▶ Instructions for the task:
Exact copies of all entries are needed. Pictures are to be left out.

Information supplied Start Marker

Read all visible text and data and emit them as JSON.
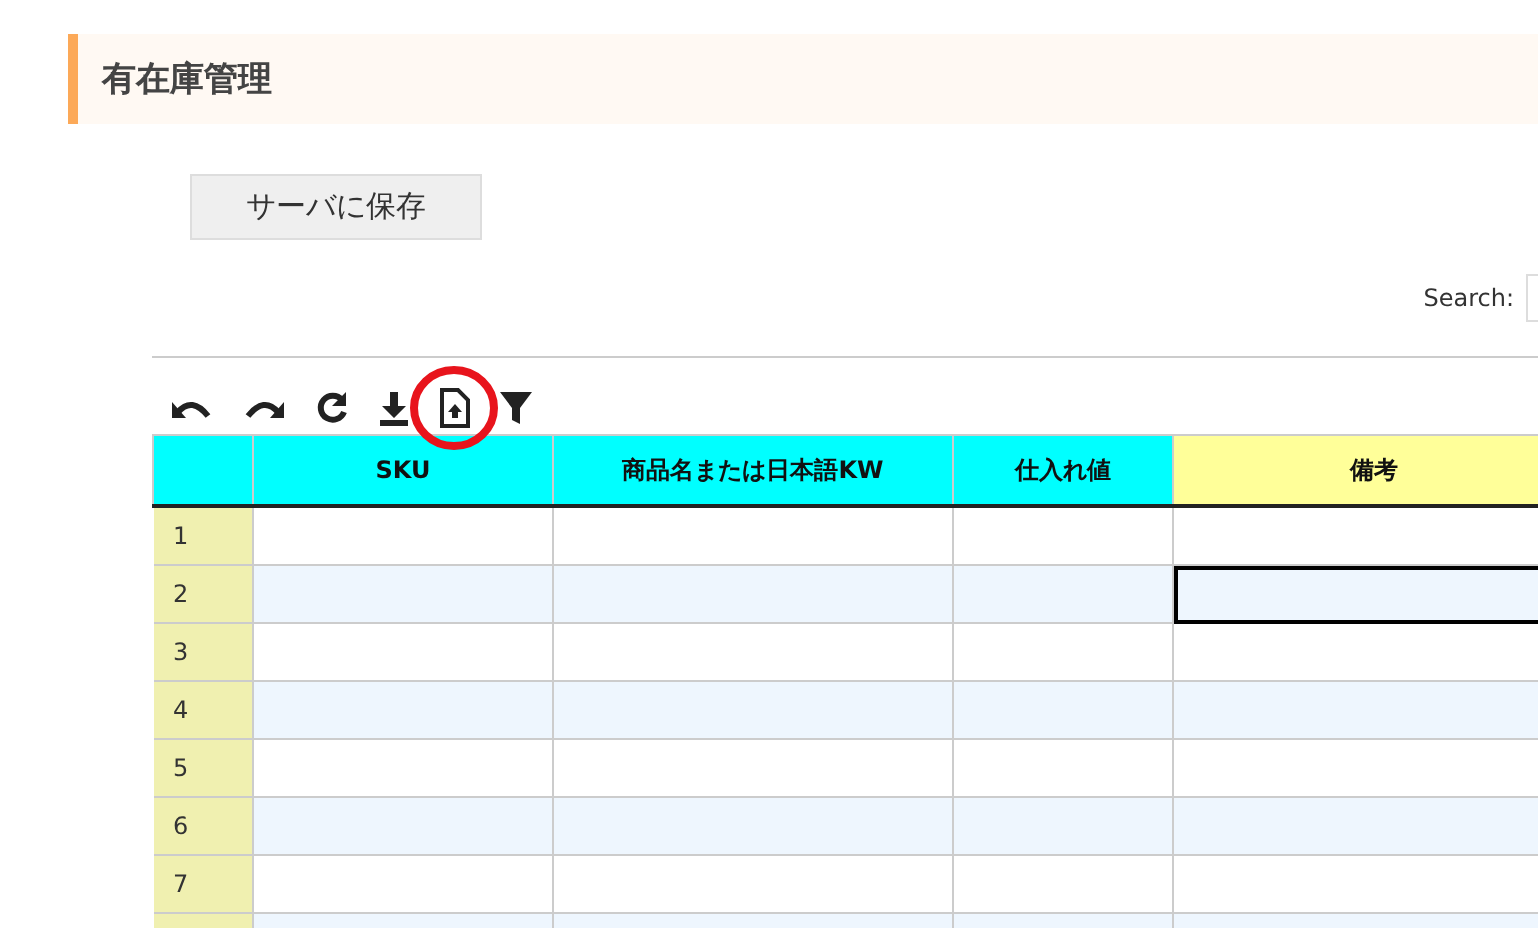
{
  "page_title": "有在庫管理",
  "save_button": "サーバに保存",
  "search": {
    "label": "Search:"
  },
  "toolbar": [
    {
      "kind": "undo",
      "circled": false
    },
    {
      "kind": "redo",
      "circled": false
    },
    {
      "kind": "reload",
      "circled": false
    },
    {
      "kind": "download",
      "circled": false
    },
    {
      "kind": "upload",
      "circled": true
    },
    {
      "kind": "filter",
      "circled": false
    }
  ],
  "table": {
    "columns": [
      {
        "color": "#00ffff"
      },
      {
        "label": "SKU",
        "color": "#00ffff"
      },
      {
        "label": "商品名または日本語KW",
        "color": "#00ffff"
      },
      {
        "label": "仕入れ値",
        "color": "#00ffff"
      },
      {
        "label": "備考",
        "color": "#ffff99"
      }
    ],
    "rows": [
      {
        "number": "1",
        "cells": [
          {
            "selected": false
          },
          {
            "selected": false
          },
          {
            "selected": false
          },
          {
            "selected": false
          }
        ]
      },
      {
        "number": "2",
        "cells": [
          {
            "selected": false
          },
          {
            "selected": false
          },
          {
            "selected": false
          },
          {
            "selected": true
          }
        ]
      },
      {
        "number": "3",
        "cells": [
          {
            "selected": false
          },
          {
            "selected": false
          },
          {
            "selected": false
          },
          {
            "selected": false
          }
        ]
      },
      {
        "number": "4",
        "cells": [
          {
            "selected": false
          },
          {
            "selected": false
          },
          {
            "selected": false
          },
          {
            "selected": false
          }
        ]
      },
      {
        "number": "5",
        "cells": [
          {
            "selected": false
          },
          {
            "selected": false
          },
          {
            "selected": false
          },
          {
            "selected": false
          }
        ]
      },
      {
        "number": "6",
        "cells": [
          {
            "selected": false
          },
          {
            "selected": false
          },
          {
            "selected": false
          },
          {
            "selected": false
          }
        ]
      },
      {
        "number": "7",
        "cells": [
          {
            "selected": false
          },
          {
            "selected": false
          },
          {
            "selected": false
          },
          {
            "selected": false
          }
        ]
      }
    ]
  }
}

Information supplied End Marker

▶ Response:
Read all visible text and data and emit them as JSON.
{
  "page_title": "有在庫管理",
  "save_button": "サーバに保存",
  "search": {
    "label": "Search:"
  },
  "toolbar": [
    {
      "kind": "undo",
      "circled": false
    },
    {
      "kind": "redo",
      "circled": false
    },
    {
      "kind": "reload",
      "circled": false
    },
    {
      "kind": "download",
      "circled": false
    },
    {
      "kind": "upload",
      "circled": true
    },
    {
      "kind": "filter",
      "circled": false
    }
  ],
  "table": {
    "columns": [
      {
        "color": "#00ffff"
      },
      {
        "label": "SKU",
        "color": "#00ffff"
      },
      {
        "label": "商品名または日本語KW",
        "color": "#00ffff"
      },
      {
        "label": "仕入れ値",
        "color": "#00ffff"
      },
      {
        "label": "備考",
        "color": "#ffff99"
      }
    ],
    "rows": [
      {
        "number": "1",
        "cells": [
          {
            "selected": false
          },
          {
            "selected": false
          },
          {
            "selected": false
          },
          {
            "selected": false
          }
        ]
      },
      {
        "number": "2",
        "cells": [
          {
            "selected": false
          },
          {
            "selected": false
          },
          {
            "selected": false
          },
          {
            "selected": true
          }
        ]
      },
      {
        "number": "3",
        "cells": [
          {
            "selected": false
          },
          {
            "selected": false
          },
          {
            "selected": false
          },
          {
            "selected": false
          }
        ]
      },
      {
        "number": "4",
        "cells": [
          {
            "selected": false
          },
          {
            "selected": false
          },
          {
            "selected": false
          },
          {
            "selected": false
          }
        ]
      },
      {
        "number": "5",
        "cells": [
          {
            "selected": false
          },
          {
            "selected": false
          },
          {
            "selected": false
          },
          {
            "selected": false
          }
        ]
      },
      {
        "number": "6",
        "cells": [
          {
            "selected": false
          },
          {
            "selected": false
          },
          {
            "selected": false
          },
          {
            "selected": false
          }
        ]
      },
      {
        "number": "7",
        "cells": [
          {
            "selected": false
          },
          {
            "selected": false
          },
          {
            "selected": false
          },
          {
            "selected": false
          }
        ]
      }
    ]
  }
}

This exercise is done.